"…Wherever we turn, the history of woman is sad and dark, without any alleviating circumstances, nothing from which we can draw consolation." — Elizabeth Cady Stanton, women's rights activist
The author of the quotation above, Ms Stanton, the woman whose advocacy led to the women's suffrage movement that brought women the right to vote in the United States in 1919, might have found solace in the Jamaica Observer of yesterday — the 208th anniversary of her birth on November 12, 1815.
The newspaper story, based on an article by the United States Navy Office of Community Outreach, highlighted the outstanding Jamaican Petty Officer 2nd Class Reneese Miller, who travels the globe in service of the Navy's Airborne Early Warning and Control Squadron (VAW) 120.
Ms Miller, who hails from Clarendon and who graduated from Old Harbour High School, St Catherine, in 2010, is one of the elite women being profiled by the Navy, which is this year marking its 50th anniversary of women flying.
Over the past 50 years, the Navy says, it has expanded its roles for women to lead and serve globally and "today our women aviators project power from the sea in every type of Navy, Marine Corps, and Coast Guard aircraft".
After leaving Jamaica, Ms Miller's drive to succeed led to a bachelor's degree in psychology from State University of New York at Old Westbury in 2018. She joined the Navy four years ago and serves today as an aviation structural mechanic.
Members of VAW 120, also known as the Greyhawks, fly and maintain the E-2C/D Hawkeye and C-2A Greyhound aircraft, which is known as the Navy's digital quarterback and which gives the war fighter expanded battle space awareness.
The Hawkeye's command and control capability makes it a multi-mission platform through its ability to coordinate concurrent missions, such as airborne strike, land force support, rescue operations, and support for drug interdiction operations.
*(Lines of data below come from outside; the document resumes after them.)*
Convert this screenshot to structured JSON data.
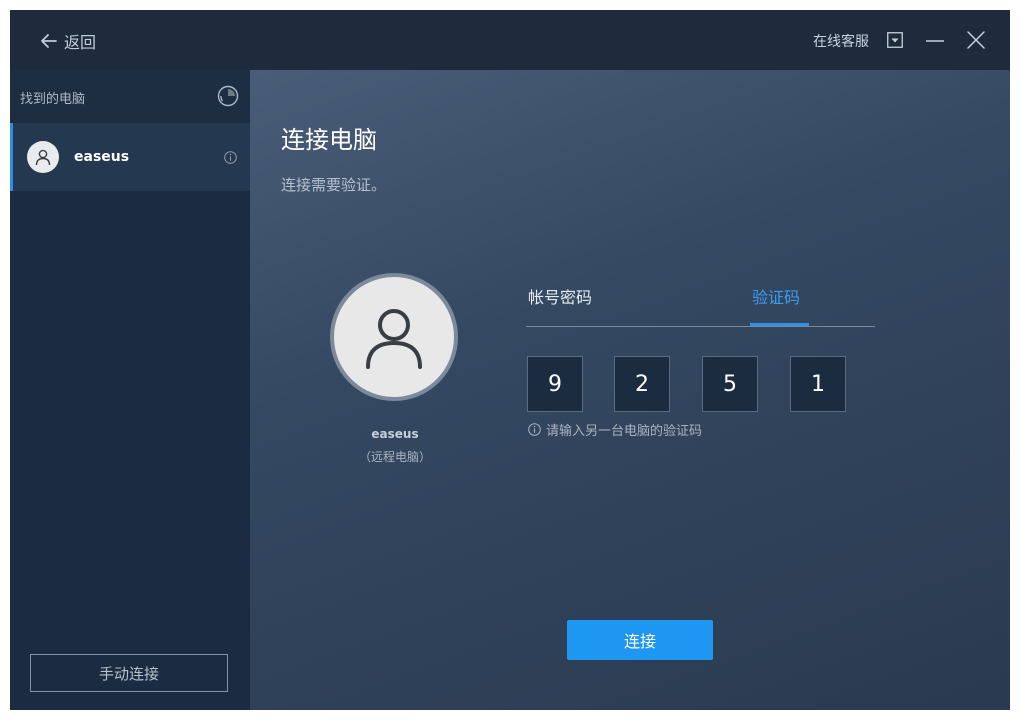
{
  "titlebar": {
    "back_label": "返回",
    "support_label": "在线客服"
  },
  "sidebar": {
    "header_label": "找到的电脑",
    "computers": [
      {
        "name": "easeus"
      }
    ],
    "manual_connect_label": "手动连接"
  },
  "main": {
    "title": "连接电脑",
    "subtitle": "连接需要验证。",
    "remote": {
      "name": "easeus",
      "type_label": "（远程电脑）"
    },
    "tabs": [
      {
        "label": "帐号密码",
        "active": false
      },
      {
        "label": "验证码",
        "active": true
      }
    ],
    "code_digits": [
      "9",
      "2",
      "5",
      "1"
    ],
    "hint": "请输入另一台电脑的验证码",
    "connect_label": "连接"
  },
  "colors": {
    "accent": "#1e97f3",
    "active_tab": "#3c9cf0",
    "sidebar_bg": "#1a2b42",
    "titlebar_bg": "#1d2b3d"
  }
}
Further explaining the importance of Ms Millers work, the Navy says that the Greyhound provides high-priority logistics support to carrier strike groups around the world, describing it as "a versatile support workhorse for the Navy for nearly 40 years", with the capability of taking off and landing aboard aircraft carriers at sea to deliver cargo, mail, and passengers, in addition to its tactical and search and rescue roles.
With 90 per cent of global commerce travelling by sea, and access to the Internet relying on the security of undersea fibre optic cables, Navy officials emphasise that the prosperity of the US is directly linked to trained sailors and a strong Navy.
"Ms Miller is part of a team that is taking on new importance in America's focus on rebuilding military readiness, strengthening alliances, and reforming business practices in support of the national defence strategy," the Navy says.
For her part, Ms Miller believes the skills and values needed to succeed in the Navy are similar to those found in Jamaica, noting that, "Growing up, I learned that whatever I'm doing I need to do it to the best of my ability, because you never know who is watching."
We know that all Jamaica is proud of yet another of our women who are flying the flag high and representing the best of us. Well done, Petty Officer 2nd Class Reneese Miller!